Instructions to follow —
Below is a block of records; repeat each one exactly.
START Given entries
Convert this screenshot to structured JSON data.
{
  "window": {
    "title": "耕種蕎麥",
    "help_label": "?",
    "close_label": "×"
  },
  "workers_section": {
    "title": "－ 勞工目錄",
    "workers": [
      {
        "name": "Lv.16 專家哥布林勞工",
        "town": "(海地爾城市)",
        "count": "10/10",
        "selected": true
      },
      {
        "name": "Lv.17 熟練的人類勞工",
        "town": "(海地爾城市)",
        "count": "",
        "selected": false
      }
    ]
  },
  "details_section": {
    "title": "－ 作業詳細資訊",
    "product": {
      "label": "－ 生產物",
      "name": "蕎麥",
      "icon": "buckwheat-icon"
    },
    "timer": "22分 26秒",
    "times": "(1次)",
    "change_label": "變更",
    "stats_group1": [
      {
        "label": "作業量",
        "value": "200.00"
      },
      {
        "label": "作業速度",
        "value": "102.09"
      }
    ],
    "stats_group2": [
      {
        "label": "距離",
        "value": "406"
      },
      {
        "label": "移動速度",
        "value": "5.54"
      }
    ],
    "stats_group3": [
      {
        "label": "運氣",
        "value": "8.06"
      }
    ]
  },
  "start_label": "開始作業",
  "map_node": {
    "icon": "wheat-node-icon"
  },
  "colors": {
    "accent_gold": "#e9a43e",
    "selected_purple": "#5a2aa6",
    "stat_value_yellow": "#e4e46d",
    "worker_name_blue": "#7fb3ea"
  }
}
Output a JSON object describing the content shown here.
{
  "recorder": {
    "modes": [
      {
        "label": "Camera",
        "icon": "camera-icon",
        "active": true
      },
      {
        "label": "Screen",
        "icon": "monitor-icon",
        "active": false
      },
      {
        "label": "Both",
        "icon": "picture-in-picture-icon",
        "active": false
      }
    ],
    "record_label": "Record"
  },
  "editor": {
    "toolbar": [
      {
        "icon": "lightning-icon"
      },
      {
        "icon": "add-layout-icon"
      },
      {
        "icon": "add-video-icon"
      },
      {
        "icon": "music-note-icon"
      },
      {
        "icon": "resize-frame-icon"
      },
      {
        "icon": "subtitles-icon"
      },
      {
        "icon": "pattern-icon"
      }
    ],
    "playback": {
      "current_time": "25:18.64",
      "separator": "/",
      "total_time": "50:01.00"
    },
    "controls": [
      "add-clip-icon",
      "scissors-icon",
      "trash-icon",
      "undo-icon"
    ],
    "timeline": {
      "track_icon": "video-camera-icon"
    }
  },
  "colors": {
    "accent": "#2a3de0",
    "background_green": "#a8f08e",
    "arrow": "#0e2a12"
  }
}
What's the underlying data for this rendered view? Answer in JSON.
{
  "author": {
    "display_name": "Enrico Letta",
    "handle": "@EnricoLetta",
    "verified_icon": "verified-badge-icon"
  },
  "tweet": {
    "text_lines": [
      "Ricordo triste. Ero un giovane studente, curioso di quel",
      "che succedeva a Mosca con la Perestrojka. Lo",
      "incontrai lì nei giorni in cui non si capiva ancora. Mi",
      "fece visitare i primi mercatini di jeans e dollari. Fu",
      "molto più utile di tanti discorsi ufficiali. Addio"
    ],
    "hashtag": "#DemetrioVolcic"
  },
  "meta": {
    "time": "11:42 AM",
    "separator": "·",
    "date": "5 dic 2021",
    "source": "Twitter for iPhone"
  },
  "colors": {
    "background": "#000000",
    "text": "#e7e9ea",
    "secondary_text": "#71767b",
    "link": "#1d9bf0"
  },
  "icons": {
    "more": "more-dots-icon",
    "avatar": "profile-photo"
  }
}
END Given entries
Written reply —
Convert this screenshot to structured JSON data.
{
  "window": {
    "title": "耕種蕎麥",
    "help_label": "?",
    "close_label": "×"
  },
  "workers_section": {
    "title": "－ 勞工目錄",
    "workers": [
      {
        "name": "Lv.16 專家哥布林勞工",
        "town": "(海地爾城市)",
        "count": "10/10",
        "selected": true
      },
      {
        "name": "Lv.17 熟練的人類勞工",
        "town": "(海地爾城市)",
        "count": "",
        "selected": false
      }
    ]
  },
  "details_section": {
    "title": "－ 作業詳細資訊",
    "product": {
      "label": "－ 生產物",
      "name": "蕎麥",
      "icon": "buckwheat-icon"
    },
    "timer": "22分 26秒",
    "times": "(1次)",
    "change_label": "變更",
    "stats_group1": [
      {
        "label": "作業量",
        "value": "200.00"
      },
      {
        "label": "作業速度",
        "value": "102.09"
      }
    ],
    "stats_group2": [
      {
        "label": "距離",
        "value": "406"
      },
      {
        "label": "移動速度",
        "value": "5.54"
      }
    ],
    "stats_group3": [
      {
        "label": "運氣",
        "value": "8.06"
      }
    ]
  },
  "start_label": "開始作業",
  "map_node": {
    "icon": "wheat-node-icon"
  },
  "colors": {
    "accent_gold": "#e9a43e",
    "selected_purple": "#5a2aa6",
    "stat_value_yellow": "#e4e46d",
    "worker_name_blue": "#7fb3ea"
  }
}
Output a JSON object describing the content shown here.
{
  "recorder": {
    "modes": [
      {
        "label": "Camera",
        "icon": "camera-icon",
        "active": true
      },
      {
        "label": "Screen",
        "icon": "monitor-icon",
        "active": false
      },
      {
        "label": "Both",
        "icon": "picture-in-picture-icon",
        "active": false
      }
    ],
    "record_label": "Record"
  },
  "editor": {
    "toolbar": [
      {
        "icon": "lightning-icon"
      },
      {
        "icon": "add-layout-icon"
      },
      {
        "icon": "add-video-icon"
      },
      {
        "icon": "music-note-icon"
      },
      {
        "icon": "resize-frame-icon"
      },
      {
        "icon": "subtitles-icon"
      },
      {
        "icon": "pattern-icon"
      }
    ],
    "playback": {
      "current_time": "25:18.64",
      "separator": "/",
      "total_time": "50:01.00"
    },
    "controls": [
      "add-clip-icon",
      "scissors-icon",
      "trash-icon",
      "undo-icon"
    ],
    "timeline": {
      "track_icon": "video-camera-icon"
    }
  },
  "colors": {
    "accent": "#2a3de0",
    "background_green": "#a8f08e",
    "arrow": "#0e2a12"
  }
}
What's the underlying data for this rendered view? Answer in JSON.
{
  "author": {
    "display_name": "Enrico Letta",
    "handle": "@EnricoLetta",
    "verified_icon": "verified-badge-icon"
  },
  "tweet": {
    "text_lines": [
      "Ricordo triste. Ero un giovane studente, curioso di quel",
      "che succedeva a Mosca con la Perestrojka. Lo",
      "incontrai lì nei giorni in cui non si capiva ancora. Mi",
      "fece visitare i primi mercatini di jeans e dollari. Fu",
      "molto più utile di tanti discorsi ufficiali. Addio"
    ],
    "hashtag": "#DemetrioVolcic"
  },
  "meta": {
    "time": "11:42 AM",
    "separator": "·",
    "date": "5 dic 2021",
    "source": "Twitter for iPhone"
  },
  "colors": {
    "background": "#000000",
    "text": "#e7e9ea",
    "secondary_text": "#71767b",
    "link": "#1d9bf0"
  },
  "icons": {
    "more": "more-dots-icon",
    "avatar": "profile-photo"
  }
}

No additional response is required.